The first wooden commercial boat to be built in Narooma for 30 years is taking shape at the Narooma slipway.
Narooma slipway owner Malcolm Baddeley and legendary Narooma boat builder Jimmy Taylor are building a large, wooden oyster punt for a local oyster grower on Wagonga Inlet.
They hope it will be the first of many and are keen to supply oyster growers up and down the coast from Batemans Bay to Merimbula with their handmade wooden oyster punts.
“With a bit of luck we will be building many more of these and nobody else I know is building wooden commercial boats anymore,” Mr Baddeley said. “It will bring a bit more industry into town and potentially provide employment and teach these skills to young people.”
The oyster punt frame is being built out of local hardwood from a sawmill at Bodalla, and will be covered in plywood and then fibreglass and finally a coat of paint.
In the men’s minds, the wooden punts are better than modern aluminium versions as they are heavier, more flexible and yet capable of taking more knocks.

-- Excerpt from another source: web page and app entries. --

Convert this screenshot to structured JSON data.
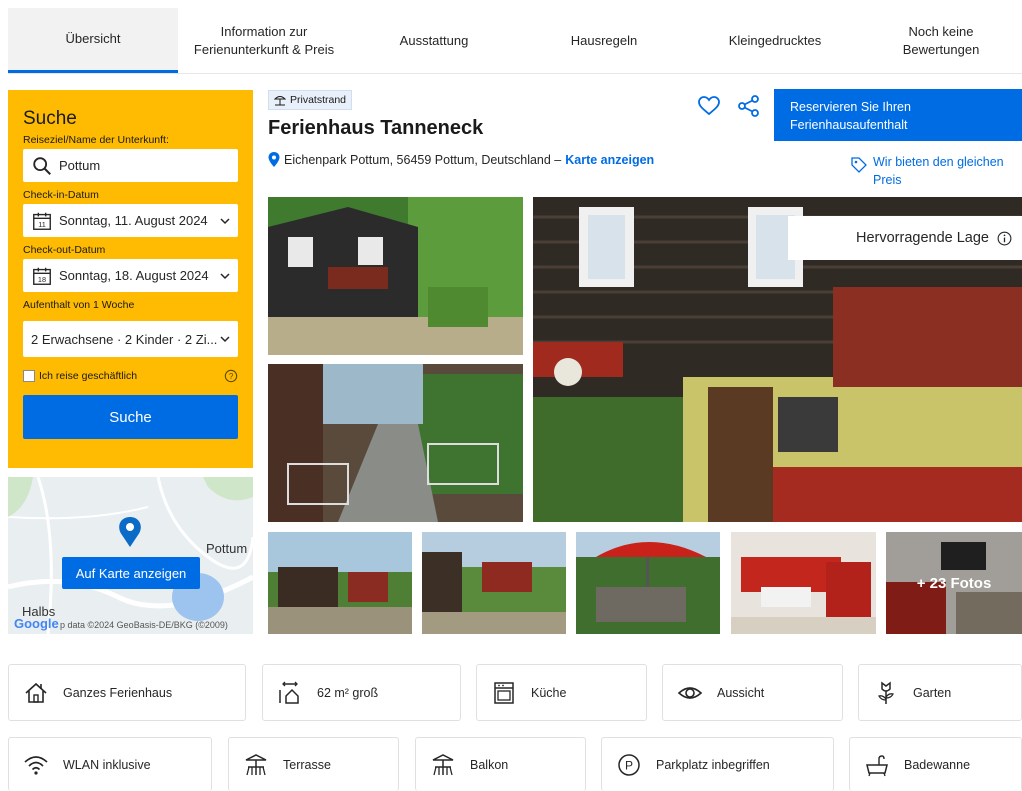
{
  "tabs": [
    {
      "label": "Übersicht",
      "active": true
    },
    {
      "label": "Information zur\nFerienunterkunft & Preis"
    },
    {
      "label": "Ausstattung"
    },
    {
      "label": "Hausregeln"
    },
    {
      "label": "Kleingedrucktes"
    },
    {
      "label": "Noch keine\nBewertungen"
    }
  ],
  "search": {
    "title": "Suche",
    "destination_label": "Reiseziel/Name der Unterkunft:",
    "destination_value": "Pottum",
    "checkin_label": "Check-in-Datum",
    "checkin_value": "Sonntag, 11. August 2024",
    "checkin_day": "11",
    "checkout_label": "Check-out-Datum",
    "checkout_value": "Sonntag, 18. August 2024",
    "checkout_day": "18",
    "stay_label": "Aufenthalt von 1 Woche",
    "guests_value": "2 Erwachsene · 2 Kinder · 2 Zi...",
    "business_label": "Ich reise geschäftlich",
    "button_label": "Suche"
  },
  "map": {
    "button_label": "Auf Karte anzeigen",
    "place_pottum": "Pottum",
    "place_halbs": "Halbs",
    "google": "Google",
    "copyright": "p data ©2024 GeoBasis-DE/BKG (©2009)"
  },
  "property": {
    "badge": "Privatstrand",
    "name": "Ferienhaus Tanneneck",
    "address": "Eichenpark Pottum, 56459 Pottum, Deutschland –",
    "map_link": "Karte anzeigen",
    "reserve_label": "Reservieren Sie Ihren Ferienhausaufenthalt",
    "price_match": "Wir bieten den gleichen Preis",
    "highlight": "Hervorragende Lage",
    "more_photos": "+ 23 Fotos"
  },
  "facilities_row1": [
    {
      "label": "Ganzes Ferienhaus",
      "icon": "house-icon"
    },
    {
      "label": "62 m² groß",
      "icon": "size-icon"
    },
    {
      "label": "Küche",
      "icon": "kitchen-icon"
    },
    {
      "label": "Aussicht",
      "icon": "eye-icon"
    },
    {
      "label": "Garten",
      "icon": "flower-icon"
    }
  ],
  "facilities_row2": [
    {
      "label": "WLAN inklusive",
      "icon": "wifi-icon"
    },
    {
      "label": "Terrasse",
      "icon": "terrace-icon"
    },
    {
      "label": "Balkon",
      "icon": "balcony-icon"
    },
    {
      "label": "Parkplatz inbegriffen",
      "icon": "parking-icon"
    },
    {
      "label": "Badewanne",
      "icon": "bathtub-icon"
    }
  ],
  "colors": {
    "brand_blue": "#006ce4",
    "search_yellow": "#febb02"
  }
}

“They are more wind resistant, more resilient and stronger,” Mr Baddeley said.
It’s the same design that Mr Taylor used more than 30 years and all done from inside his head with no plans on paper.
They will each take about three weeks to build and then the oyster farmer can put whatever outboard and lifting gear they want on the hull.
“The ones Jimmy built 30 years ago are still going on the inlet today but are coming to the end of their lives,” Mr Baddeley said.
“Just like me,” Mr Taylor added, laughing.
Mr Baddeley said he wanted to get local students and Aboriginal people involved in the boat building operation as apprentices and was working with schools and others to make it happen,.
The Narooma slipway steeped in history has been brought into the 21st century to continue its function as a working boat repair and building facility by Mr Baddeley and wife, Margaret.
Operating as Mal’s Slipway and Boat Repairs, they recently purchased the facility and have chosen to retain the name Taylor’s Boat Shed in recognition of the Taylor family that took over its operation in 1947, using it for many decades to build and service local vessels of all sizes.